Preferences for Polymers
PEEK is one of the most trusted and most used metal substitutes in the aviation industry. PEEK’s chemical properties include ideal conditions for weight, creep and fatigue resistance, mechanical strength, and efficiency and cost for manufacture. PEEK can be used in a variety of applications, including flight control, fuel systems, aircraft interiors, aerodynamic components, and much more.
Ryton® [Polyphenylene sulfide (PPS)] is also readily used for aerospace applications to manufacture injection-molded parts with tight tolerances. Ryton’s® inherent characteristics deliver dimensional stability, fire retardancy, thermal stability, and corrosion resistance.
Radel® [Polyphenylene Sulfone (PPSU)] exhibits exceptional toughness and outstanding hydrolysis resistance and provides superior performance without loss of dimensional stability or physical properties. The material additionally provides resistance to common acids and bases. Radel® is also resistant to high temperature environments with a heat deflection temperature 405°F.
Ultem® [Polyetherimide (PEI)] is a semi-transparent thermoplastic that has excellent heat, solvent, and flame resistance. This thermoplastic performs in continuous use applications up to 340°F (170°C). While Ultem® is moldable by traditional processes, it is also easily machined and fabricated with excellent strength and rigidity. In addition to its high temperature performance, the material also exhibits a high dielectric strength, inherent flame resistance, and extremely low smoke generation.
Torlon® [Polyamide-imide (PAI)] is regarded in the material science industry as the highest-performing melt-processable thermoplastic. Due to its outstanding mechanical strength, impact resistance, and ability to tolerate temperatures of up to 500°F (260°C), Torlon is often used to replace metals in a number of applications, including aircraft wings, doors, seating, fueling systems, propulsion system components, and even spacecraft exterior paneling.

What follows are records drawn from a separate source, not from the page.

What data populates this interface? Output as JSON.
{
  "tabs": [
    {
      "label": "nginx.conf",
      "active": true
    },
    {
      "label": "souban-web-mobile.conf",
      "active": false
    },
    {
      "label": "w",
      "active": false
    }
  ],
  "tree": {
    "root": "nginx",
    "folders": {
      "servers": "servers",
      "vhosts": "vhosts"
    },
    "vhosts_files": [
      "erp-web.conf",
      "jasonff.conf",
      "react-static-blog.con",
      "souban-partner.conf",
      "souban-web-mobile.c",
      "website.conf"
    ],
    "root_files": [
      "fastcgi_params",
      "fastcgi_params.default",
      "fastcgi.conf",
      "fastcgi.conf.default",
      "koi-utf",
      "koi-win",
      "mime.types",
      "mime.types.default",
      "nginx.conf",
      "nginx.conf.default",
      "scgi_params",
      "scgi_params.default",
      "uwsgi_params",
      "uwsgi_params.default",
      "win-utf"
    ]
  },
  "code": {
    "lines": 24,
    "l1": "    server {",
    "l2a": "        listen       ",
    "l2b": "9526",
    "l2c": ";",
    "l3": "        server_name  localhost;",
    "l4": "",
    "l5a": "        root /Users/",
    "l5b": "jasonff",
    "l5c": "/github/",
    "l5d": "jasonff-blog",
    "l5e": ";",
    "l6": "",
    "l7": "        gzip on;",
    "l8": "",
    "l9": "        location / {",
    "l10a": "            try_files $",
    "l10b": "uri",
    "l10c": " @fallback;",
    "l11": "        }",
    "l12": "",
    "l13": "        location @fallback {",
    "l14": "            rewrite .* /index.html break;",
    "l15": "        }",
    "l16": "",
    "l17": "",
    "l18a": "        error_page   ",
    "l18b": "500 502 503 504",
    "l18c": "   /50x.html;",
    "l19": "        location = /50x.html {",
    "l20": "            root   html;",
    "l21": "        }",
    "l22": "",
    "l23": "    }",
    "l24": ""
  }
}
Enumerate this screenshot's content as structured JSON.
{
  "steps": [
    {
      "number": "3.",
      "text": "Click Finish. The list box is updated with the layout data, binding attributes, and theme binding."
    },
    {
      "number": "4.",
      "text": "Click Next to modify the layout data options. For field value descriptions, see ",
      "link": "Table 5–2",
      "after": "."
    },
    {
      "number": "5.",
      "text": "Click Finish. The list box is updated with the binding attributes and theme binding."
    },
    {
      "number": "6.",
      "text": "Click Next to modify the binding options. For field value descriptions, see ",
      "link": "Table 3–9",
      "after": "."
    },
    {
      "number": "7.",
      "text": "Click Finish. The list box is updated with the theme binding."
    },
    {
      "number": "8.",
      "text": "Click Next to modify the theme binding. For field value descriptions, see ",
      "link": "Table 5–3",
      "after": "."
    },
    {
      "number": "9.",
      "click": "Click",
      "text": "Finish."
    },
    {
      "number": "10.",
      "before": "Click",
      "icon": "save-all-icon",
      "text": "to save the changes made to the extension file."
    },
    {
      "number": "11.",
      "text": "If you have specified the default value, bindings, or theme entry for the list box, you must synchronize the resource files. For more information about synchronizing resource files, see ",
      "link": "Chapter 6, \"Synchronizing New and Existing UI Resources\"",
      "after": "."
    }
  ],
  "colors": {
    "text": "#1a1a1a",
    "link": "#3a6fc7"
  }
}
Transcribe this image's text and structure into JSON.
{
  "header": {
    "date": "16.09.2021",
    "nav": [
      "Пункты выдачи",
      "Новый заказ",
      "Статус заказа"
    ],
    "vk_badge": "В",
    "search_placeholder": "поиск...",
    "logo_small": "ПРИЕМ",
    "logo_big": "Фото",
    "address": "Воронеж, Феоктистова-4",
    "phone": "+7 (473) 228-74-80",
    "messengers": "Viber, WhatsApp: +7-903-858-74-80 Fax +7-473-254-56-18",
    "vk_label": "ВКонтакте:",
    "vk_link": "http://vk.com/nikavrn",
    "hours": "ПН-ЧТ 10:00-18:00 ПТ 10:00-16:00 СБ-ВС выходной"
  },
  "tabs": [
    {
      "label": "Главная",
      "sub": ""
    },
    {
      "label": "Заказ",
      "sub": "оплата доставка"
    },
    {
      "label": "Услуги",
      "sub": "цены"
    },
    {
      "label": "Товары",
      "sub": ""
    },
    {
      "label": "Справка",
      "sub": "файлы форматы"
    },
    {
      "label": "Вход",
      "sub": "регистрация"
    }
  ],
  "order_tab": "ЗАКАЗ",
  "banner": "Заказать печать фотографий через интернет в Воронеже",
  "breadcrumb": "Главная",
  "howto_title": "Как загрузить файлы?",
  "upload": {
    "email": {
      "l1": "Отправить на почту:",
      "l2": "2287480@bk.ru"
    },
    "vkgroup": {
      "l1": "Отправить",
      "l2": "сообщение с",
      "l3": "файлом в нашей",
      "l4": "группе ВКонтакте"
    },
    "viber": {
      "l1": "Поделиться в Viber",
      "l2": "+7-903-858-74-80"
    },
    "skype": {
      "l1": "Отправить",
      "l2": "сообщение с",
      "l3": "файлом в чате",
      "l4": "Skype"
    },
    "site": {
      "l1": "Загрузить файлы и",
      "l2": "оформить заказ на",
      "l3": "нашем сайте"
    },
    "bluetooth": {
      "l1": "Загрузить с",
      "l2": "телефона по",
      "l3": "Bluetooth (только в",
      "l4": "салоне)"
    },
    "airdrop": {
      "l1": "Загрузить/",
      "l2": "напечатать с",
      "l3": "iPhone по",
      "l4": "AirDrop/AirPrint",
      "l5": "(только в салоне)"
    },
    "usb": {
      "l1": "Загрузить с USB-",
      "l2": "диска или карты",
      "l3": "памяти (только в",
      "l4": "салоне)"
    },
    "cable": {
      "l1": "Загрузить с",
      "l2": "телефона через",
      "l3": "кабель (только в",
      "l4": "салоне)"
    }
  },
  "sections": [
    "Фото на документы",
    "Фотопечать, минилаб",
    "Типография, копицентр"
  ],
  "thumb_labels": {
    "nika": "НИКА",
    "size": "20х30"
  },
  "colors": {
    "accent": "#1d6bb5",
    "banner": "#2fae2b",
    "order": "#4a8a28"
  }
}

A number of other thermoplastics are used in the aerospace industry, with new advancements in polymer science opening new opportunities every day.
Global Economy Means an Increase in Air Travel
Since the early 1960s, growing demand for passenger and freight services, technological advancements, and increased investment have propelled the aviation industry while helping to connect people, communities, and cultures around the globe.
As our world becomes increasingly more connected, aviation becomes more essential to supporting our global economy. Air transport does more than transport passengers. Aircraft are increasingly used for essential goods and food supply transport, military operations, humanitarian aid, and disaster relief.
Where Will Thermoplastics Take Us Next?
The promise of urban air mobility, global delivery drones, personal propulsion devices, and supersonic travel seem closer to reality than ever. Industry pioneers are looking at innovative ways to transform the air travel experience and to raise the bar on transport efficiency.
Nontraditional players and startups are entering the market and changing the competitive dynamics. With an emphasis on improvement, there is plenty of room for research and development when it comes to thermoplastic applications for aviation and aerospace. A recent article discussed thermoplastics and composite aerostructures and how they might lay the groundwork for piloted and autonomous air taxis. (Yes, that’s right. Flying cars!)
Advanced materials and thermoplastics can open the door to new functionality like self-healing structures, energy harvesting, and even camouflage. With chemists and material scientists around the world researching ways to make thermoplastics and composites better, stronger, and more sustainable, the opportunities to revolutionize air travel abound.